It was intimidating to pull this video together, and sure, I had anxiety I wouldn’t make the cut. But during the program itself, knowing the instructors had used these pre-req videos to vet all participants allowed me to commit to difficult and sometimes dangerous material in a way I wouldn’t have felt comfortable doing if I hadn’t done so.
In contrast, I remember dropping into a class in a city I was traveling through for a night, where we were asked to do spotted backflips as a warm-up exercise. I’m nearly 50, assuredly not a gymnast, and, importantly, I didn’t know these people and their fluency with spotting. I wound up declining the exercise, with the last factor being the greatest. I’ve also seen similar situations at national acro festivals, where you’re eager to try challenging material from one of the big national teachers, but sometimes wind up in a group of folks you don’t know from Adam.
While no single thing can wholly remove risk, prerequisites can help in these situations. When instructors clearly state the necessary component skills, and students practice honest self-assessment and follow them, the whole situation gets a lot safer.
A big obstacle to common use of prerequisites is instructors declaring too many classes as “all-levels” in an attempt to get more bodies through the door. This robs both the newer and more advanced students of the instructor’s full attention as they skip between basic and sophisticated material, giving neither group the focus they should. It can also lead to newer people, pulled along by social gravity or nascent self-assessment skills, inserting themselves into material they’re really not ready for, putting themselves and others at risk.
This has led to pre-reqs being used so rarely in many class descriptions that some students become immediately intimidated at the sight of any pre-reqs whatsoever. Recently when I listed ‘Star’ as a pre-req for one of my classes, I had a friend who I fly in Star nearly every weekend tell me “Oh, I’m not sure I meet the pre-reqs for your class”.
As a teacher, I’m not expecting you to be a flawless master of a pre-req skill. But remember, this skill listed as a pre-req because it’s starting point for what we’re actually going to do in class. Not having some consistency with that skill is unsafe and slows the class down.
If you can get into a pre-req skill consistently and with some quietness and ease, then I think you’re ready to use that skill in a class. Are you breathing? Could you pause during transitions and still retain control? If it feels like a ‘Hail Mary’ each time you do it, you need a little more practice first, and might choose a different class option for now.
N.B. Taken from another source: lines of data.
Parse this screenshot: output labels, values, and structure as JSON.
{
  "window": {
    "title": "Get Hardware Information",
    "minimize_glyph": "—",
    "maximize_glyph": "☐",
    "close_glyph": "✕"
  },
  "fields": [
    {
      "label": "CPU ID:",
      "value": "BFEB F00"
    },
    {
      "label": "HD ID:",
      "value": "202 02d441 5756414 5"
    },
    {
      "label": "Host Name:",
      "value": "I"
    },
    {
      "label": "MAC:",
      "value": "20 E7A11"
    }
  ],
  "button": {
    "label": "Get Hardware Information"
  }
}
Pre-reqs aren’t there to immediately defeat you; they challenge you to ask these questions of yourself, and really listen to the answers. Seek out material at the upper end of what you’ve mastered, and push that edge just a little.
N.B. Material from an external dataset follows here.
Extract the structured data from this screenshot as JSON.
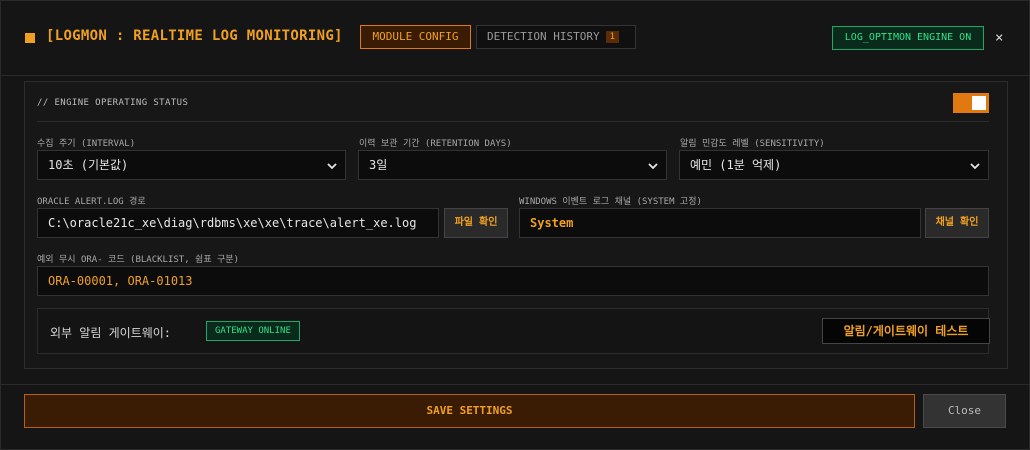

As our local acro scene develops and we see more learners of varied levels, I hope to see more use of prerequisites by teachers in class descriptions, and a culture of honest self-assessment among students in response.
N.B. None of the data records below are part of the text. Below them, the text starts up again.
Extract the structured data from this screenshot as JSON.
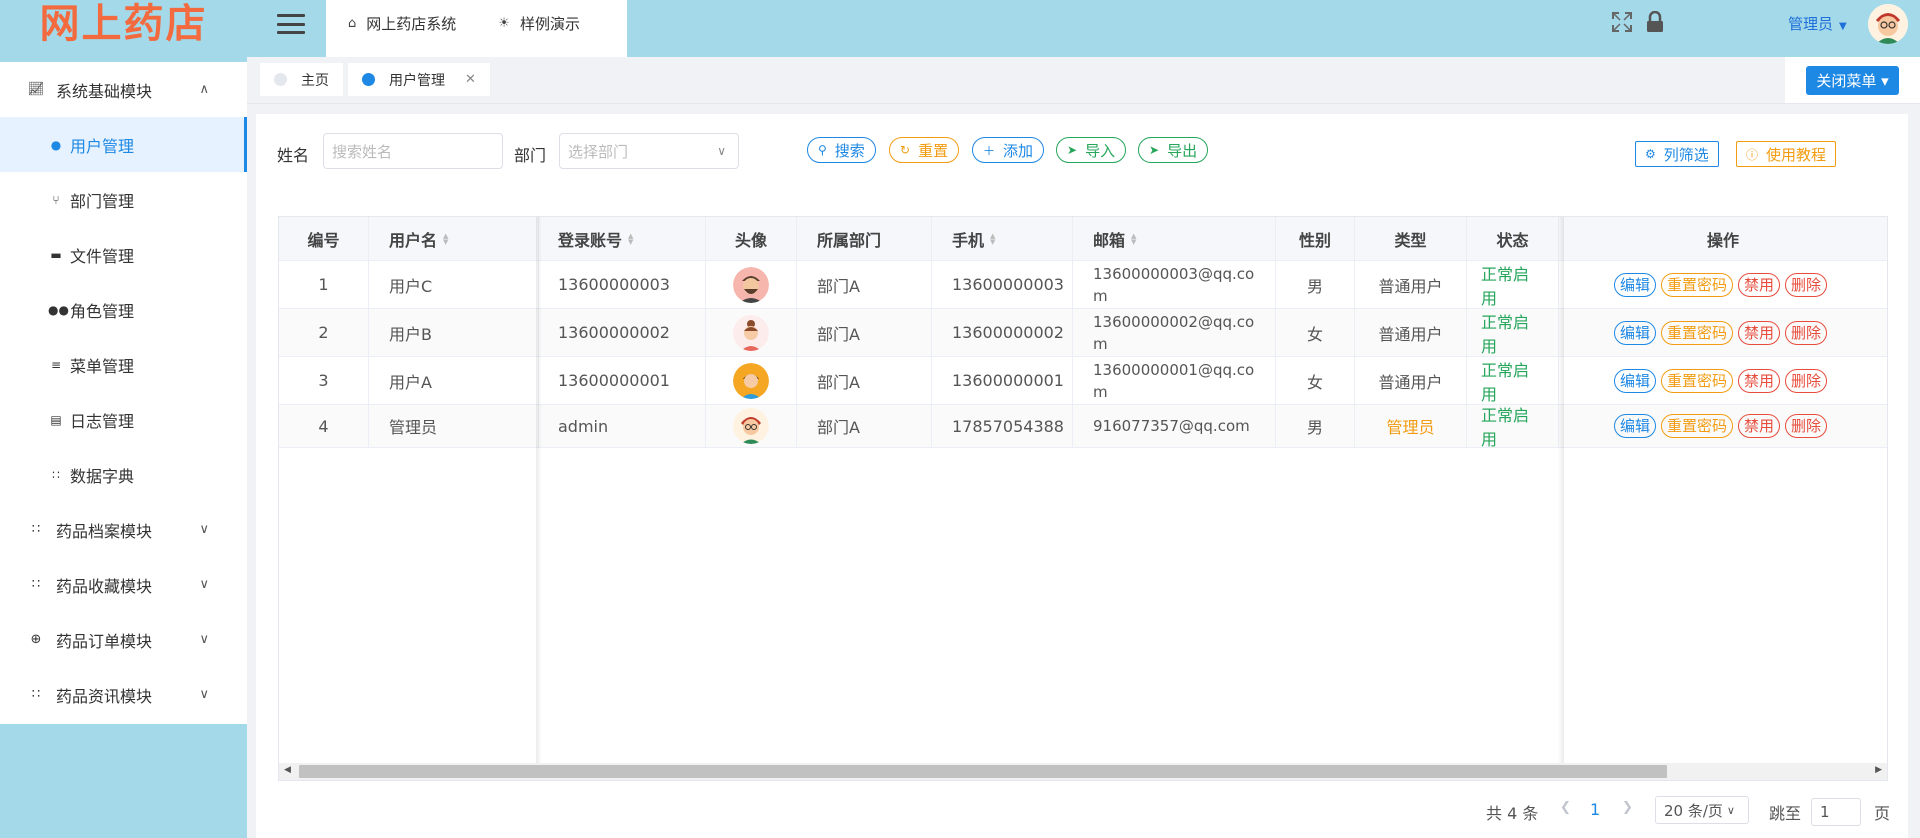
{
  "app": {
    "logo": "网上药店"
  },
  "sidebar": {
    "groups": [
      {
        "label": "系统基础模块",
        "icon": "chart-icon",
        "expanded": true,
        "items": [
          {
            "label": "用户管理",
            "icon": "user-icon",
            "active": true
          },
          {
            "label": "部门管理",
            "icon": "branch-icon"
          },
          {
            "label": "文件管理",
            "icon": "folder-icon"
          },
          {
            "label": "角色管理",
            "icon": "users-icon"
          },
          {
            "label": "菜单管理",
            "icon": "list-icon"
          },
          {
            "label": "日志管理",
            "icon": "log-icon"
          },
          {
            "label": "数据字典",
            "icon": "grid-icon"
          }
        ]
      },
      {
        "label": "药品档案模块",
        "icon": "grid-icon"
      },
      {
        "label": "药品收藏模块",
        "icon": "grid-icon"
      },
      {
        "label": "药品订单模块",
        "icon": "globe-icon"
      },
      {
        "label": "药品资讯模块",
        "icon": "grid-icon"
      }
    ]
  },
  "header": {
    "tabs": [
      {
        "label": "网上药店系统",
        "icon": "home-icon"
      },
      {
        "label": "样例演示",
        "icon": "bulb-icon"
      }
    ],
    "user": "管理员"
  },
  "tagbar": {
    "tags": [
      {
        "label": "主页",
        "active": false
      },
      {
        "label": "用户管理",
        "active": true,
        "closable": true
      }
    ],
    "close_menu": "关闭菜单"
  },
  "filters": {
    "name_label": "姓名",
    "name_placeholder": "搜索姓名",
    "dept_label": "部门",
    "dept_placeholder": "选择部门",
    "buttons": {
      "search": "搜索",
      "reset": "重置",
      "add": "添加",
      "import": "导入",
      "export": "导出",
      "columns": "列筛选",
      "tutorial": "使用教程"
    }
  },
  "table": {
    "columns": [
      "编号",
      "用户名",
      "登录账号",
      "头像",
      "所属部门",
      "手机",
      "邮箱",
      "性别",
      "类型",
      "状态",
      "操作"
    ],
    "rows": [
      {
        "id": "1",
        "username": "用户C",
        "account": "13600000003",
        "dept": "部门A",
        "phone": "13600000003",
        "email": "13600000003@qq.com",
        "gender": "男",
        "type": "普通用户",
        "status": "正常启用"
      },
      {
        "id": "2",
        "username": "用户B",
        "account": "13600000002",
        "dept": "部门A",
        "phone": "13600000002",
        "email": "13600000002@qq.com",
        "gender": "女",
        "type": "普通用户",
        "status": "正常启用"
      },
      {
        "id": "3",
        "username": "用户A",
        "account": "13600000001",
        "dept": "部门A",
        "phone": "13600000001",
        "email": "13600000001@qq.com",
        "gender": "女",
        "type": "普通用户",
        "status": "正常启用"
      },
      {
        "id": "4",
        "username": "管理员",
        "account": "admin",
        "dept": "部门A",
        "phone": "17857054388",
        "email": "916077357@qq.com",
        "gender": "男",
        "type": "管理员",
        "status": "正常启用"
      }
    ],
    "actions": {
      "edit": "编辑",
      "reset_pwd": "重置密码",
      "disable": "禁用",
      "delete": "删除"
    }
  },
  "pagination": {
    "total": "共 4 条",
    "current": "1",
    "page_size": "20 条/页",
    "jump_label": "跳至",
    "jump_value": "1",
    "page_suffix": "页"
  },
  "colors": {
    "accent": "#1e88e5",
    "sidebar_bg": "#a3d9e8",
    "logo": "#f26a3d",
    "success": "#26a65b",
    "warning": "#f39c12",
    "danger": "#e74c3c"
  }
}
Stay safe and have fun. See you at the jam!
Scott White is an AcroYoga Montreal-certified teacher and a founding director of Austin Acro Advocates. He teaches as part of Freeflow Acro and documents his adventures on his masked heavy metal parody YouTube channel, Evil Acro.